Question & AnswerHow can I keep my abusive partner away from me after I leave?
Get a peace bond
If your partner is harassing you after you've left and you don't want to call the police or if the police tell you there is nothing they can do, you may want to ask the criminal court for a under section 810 of the Criminal Code. These peace bonds are sometimes called “section 810 peace bonds” or “810 recognizances”.
A peace bond is a criminal made by a justice of the peace or judge. It is a signed promise to keep the peace and have good behaviour. It can include conditions. For example, your partner may promise not to contact you or your children.
A section 810 peace bond can last for up to one year. If you still feel you're in danger after one year, you can apply again for another peace bond. You do not need to wait for it to end before applying again.
Who can apply
Anyone can ask for a peace bond.
And you can apply for a peace bond against anyone. It doesn't have to be someone you were in a relationship with. For example, you could apply for a peace bond against a neighbour or co-worker.
This is different from a . You can usually ask for a restraining order only if you were to, lived with, or had a child with the other person. Read the question “What is the difference between a restraining order and a peace bond?” to learn more.
How to get a peace bond
To get a peace bond, you must prove that you have a “reasonable fear” that the other person will:
- hurt you, someone in your family, or your pets,

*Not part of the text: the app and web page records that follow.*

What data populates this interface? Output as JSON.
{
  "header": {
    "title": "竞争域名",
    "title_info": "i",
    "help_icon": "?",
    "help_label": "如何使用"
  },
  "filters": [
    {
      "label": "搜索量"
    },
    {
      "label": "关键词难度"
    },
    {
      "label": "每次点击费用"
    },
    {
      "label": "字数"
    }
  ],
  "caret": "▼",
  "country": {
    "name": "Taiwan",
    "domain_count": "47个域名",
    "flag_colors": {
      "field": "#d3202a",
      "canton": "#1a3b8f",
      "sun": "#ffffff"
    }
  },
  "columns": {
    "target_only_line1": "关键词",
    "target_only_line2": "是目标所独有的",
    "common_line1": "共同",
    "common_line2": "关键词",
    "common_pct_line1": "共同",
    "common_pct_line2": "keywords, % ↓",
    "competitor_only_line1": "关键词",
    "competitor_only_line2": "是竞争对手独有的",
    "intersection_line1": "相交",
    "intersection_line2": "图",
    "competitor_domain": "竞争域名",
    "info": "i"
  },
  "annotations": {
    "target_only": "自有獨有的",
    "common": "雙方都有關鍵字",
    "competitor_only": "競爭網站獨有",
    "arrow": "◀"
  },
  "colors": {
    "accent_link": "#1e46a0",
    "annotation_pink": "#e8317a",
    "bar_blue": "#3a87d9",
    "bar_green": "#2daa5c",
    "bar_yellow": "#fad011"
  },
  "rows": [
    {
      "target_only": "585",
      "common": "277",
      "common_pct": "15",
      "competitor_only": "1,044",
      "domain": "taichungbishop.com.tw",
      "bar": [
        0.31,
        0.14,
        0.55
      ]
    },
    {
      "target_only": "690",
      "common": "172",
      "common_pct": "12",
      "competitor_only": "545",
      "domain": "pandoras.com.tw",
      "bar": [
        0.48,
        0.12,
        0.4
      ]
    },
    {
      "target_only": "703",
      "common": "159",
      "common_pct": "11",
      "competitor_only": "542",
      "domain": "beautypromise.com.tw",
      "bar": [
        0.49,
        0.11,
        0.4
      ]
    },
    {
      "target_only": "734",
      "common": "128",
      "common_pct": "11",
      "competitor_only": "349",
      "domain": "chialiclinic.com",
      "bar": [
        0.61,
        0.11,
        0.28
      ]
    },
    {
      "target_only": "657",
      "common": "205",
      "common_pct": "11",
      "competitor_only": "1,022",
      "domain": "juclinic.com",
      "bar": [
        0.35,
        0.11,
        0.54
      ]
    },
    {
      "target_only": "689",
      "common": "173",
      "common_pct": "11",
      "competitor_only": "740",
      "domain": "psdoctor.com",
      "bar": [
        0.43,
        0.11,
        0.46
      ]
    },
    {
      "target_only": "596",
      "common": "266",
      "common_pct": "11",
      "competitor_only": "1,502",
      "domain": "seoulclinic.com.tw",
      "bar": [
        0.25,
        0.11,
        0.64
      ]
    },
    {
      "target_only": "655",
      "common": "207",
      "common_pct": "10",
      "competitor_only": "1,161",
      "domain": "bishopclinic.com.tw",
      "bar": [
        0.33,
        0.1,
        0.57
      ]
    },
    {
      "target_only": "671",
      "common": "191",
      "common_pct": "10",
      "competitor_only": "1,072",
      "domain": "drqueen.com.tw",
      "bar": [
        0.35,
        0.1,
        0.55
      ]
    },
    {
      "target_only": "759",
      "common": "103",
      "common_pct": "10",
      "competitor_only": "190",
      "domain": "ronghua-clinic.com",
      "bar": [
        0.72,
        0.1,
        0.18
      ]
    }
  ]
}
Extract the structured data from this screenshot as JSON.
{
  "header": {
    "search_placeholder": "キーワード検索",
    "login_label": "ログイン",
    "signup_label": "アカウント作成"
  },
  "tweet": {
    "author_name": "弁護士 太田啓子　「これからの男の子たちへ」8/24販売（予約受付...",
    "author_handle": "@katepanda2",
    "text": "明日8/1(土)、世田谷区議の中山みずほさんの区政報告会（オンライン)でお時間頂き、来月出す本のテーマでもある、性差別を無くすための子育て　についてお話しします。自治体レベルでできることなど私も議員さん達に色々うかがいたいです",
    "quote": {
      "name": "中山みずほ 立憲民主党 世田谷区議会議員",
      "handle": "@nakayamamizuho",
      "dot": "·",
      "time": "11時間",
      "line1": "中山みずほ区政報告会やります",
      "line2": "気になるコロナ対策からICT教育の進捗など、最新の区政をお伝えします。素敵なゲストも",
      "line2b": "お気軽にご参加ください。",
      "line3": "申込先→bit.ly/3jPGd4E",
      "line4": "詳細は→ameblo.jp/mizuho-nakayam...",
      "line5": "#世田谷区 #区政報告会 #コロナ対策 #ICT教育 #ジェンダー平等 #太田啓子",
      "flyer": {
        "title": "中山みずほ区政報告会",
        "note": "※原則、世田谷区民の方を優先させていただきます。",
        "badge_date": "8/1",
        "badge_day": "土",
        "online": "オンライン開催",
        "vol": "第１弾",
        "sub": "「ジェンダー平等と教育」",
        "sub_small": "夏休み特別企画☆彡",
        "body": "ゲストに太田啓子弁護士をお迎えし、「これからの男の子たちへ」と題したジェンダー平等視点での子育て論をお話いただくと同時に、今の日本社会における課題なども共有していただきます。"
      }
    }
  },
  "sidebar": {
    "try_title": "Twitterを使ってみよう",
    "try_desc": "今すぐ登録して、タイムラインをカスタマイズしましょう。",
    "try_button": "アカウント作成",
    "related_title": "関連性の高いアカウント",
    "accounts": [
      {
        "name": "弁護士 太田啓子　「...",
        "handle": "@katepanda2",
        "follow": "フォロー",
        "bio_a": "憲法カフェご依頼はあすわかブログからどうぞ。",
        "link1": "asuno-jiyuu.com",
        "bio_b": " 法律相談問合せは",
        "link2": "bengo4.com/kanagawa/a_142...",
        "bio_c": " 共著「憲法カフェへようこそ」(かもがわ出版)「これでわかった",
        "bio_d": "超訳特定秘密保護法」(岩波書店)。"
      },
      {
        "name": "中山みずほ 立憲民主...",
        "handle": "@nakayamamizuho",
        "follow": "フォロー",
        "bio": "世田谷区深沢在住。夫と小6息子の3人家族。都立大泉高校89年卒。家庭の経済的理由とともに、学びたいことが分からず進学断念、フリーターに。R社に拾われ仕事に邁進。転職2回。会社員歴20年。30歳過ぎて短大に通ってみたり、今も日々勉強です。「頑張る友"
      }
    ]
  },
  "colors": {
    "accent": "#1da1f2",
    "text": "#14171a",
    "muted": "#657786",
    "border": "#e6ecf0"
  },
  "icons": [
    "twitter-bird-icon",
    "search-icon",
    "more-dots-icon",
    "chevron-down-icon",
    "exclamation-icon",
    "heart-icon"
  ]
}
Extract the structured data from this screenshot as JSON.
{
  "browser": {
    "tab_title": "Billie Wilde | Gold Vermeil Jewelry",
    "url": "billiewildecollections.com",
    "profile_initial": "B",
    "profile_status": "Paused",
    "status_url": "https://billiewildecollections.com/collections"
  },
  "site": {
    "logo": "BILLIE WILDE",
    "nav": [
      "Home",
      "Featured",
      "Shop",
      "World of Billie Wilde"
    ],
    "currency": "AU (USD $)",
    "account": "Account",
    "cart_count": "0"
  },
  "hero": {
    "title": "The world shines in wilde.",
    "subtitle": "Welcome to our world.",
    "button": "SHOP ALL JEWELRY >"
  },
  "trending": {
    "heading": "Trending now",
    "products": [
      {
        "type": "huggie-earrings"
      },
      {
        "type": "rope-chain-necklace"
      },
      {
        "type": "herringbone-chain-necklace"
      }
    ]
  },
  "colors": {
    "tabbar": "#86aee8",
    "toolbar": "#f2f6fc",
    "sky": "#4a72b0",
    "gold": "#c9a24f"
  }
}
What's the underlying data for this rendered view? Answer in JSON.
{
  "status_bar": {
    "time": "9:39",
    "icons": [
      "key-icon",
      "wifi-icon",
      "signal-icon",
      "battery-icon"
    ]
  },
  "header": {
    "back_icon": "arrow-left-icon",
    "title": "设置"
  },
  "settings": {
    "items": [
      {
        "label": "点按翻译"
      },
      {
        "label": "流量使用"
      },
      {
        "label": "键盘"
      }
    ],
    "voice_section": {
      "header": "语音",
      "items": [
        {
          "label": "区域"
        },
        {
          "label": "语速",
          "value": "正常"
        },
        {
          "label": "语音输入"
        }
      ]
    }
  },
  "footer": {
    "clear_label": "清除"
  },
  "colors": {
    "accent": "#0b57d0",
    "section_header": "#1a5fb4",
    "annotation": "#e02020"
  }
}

- damage your property, or
- share an or video of you without your consent.
If the justice of the peace or judge agrees that there is enough evidence, they will the person to come to court for a peace bond hearing. A summons is a document that tells your partner that they must come to the court on a specific date.
On that date, the court looks at all the evidence from you and your partner and decides whether or not they should grant a peace bond and what conditions it should have.
The court process can be very slow, especially if your partner asks the court for more time to get ready. There can be many delays before the court decides whether to give you a peace bond. Your partner doesn't have to keep away from you or your children while you are waiting for the court to make a decision on the peace bond. You should make a safety plan for you and your children.
Mutual peace bonds
Sometimes a justice of the peace or judge will suggest a mutual peace bond. Or your partner might ask you to agree to sign one too.
A mutual peace bond places conditions on both you and your partner. For example, a mutual peace bond might say that neither of you can contact the other person.
If you're asked to sign a mutual peace bond, get legal help before you sign. If there is a mutual peace bond and you break it by contacting your partner, they can press criminal charges against you.
After you get a peace bond
Keep a certified copy of the peace bond with you at all times. The police need to see it before they can do anything if your partner doesn't follow the peace bond.
You might also want to give a copy to other people. For example, if there is a condition that your partner cannot contact your child, you should give a copy of the peace bond to your child's teacher or principal so that they can show it to the police if your partner tries to pick up your child from school.
If your partner does not follow the peace bond
If your partner does not follow the peace bond, the police can arrest them, charge them with a crime, and hold them for a . If your partner is released, it will likely be on stricter bail conditions than the peace bond.
If your partner is charged with a crime for not following the peace bond, you might have both family and criminal court happening at the same time.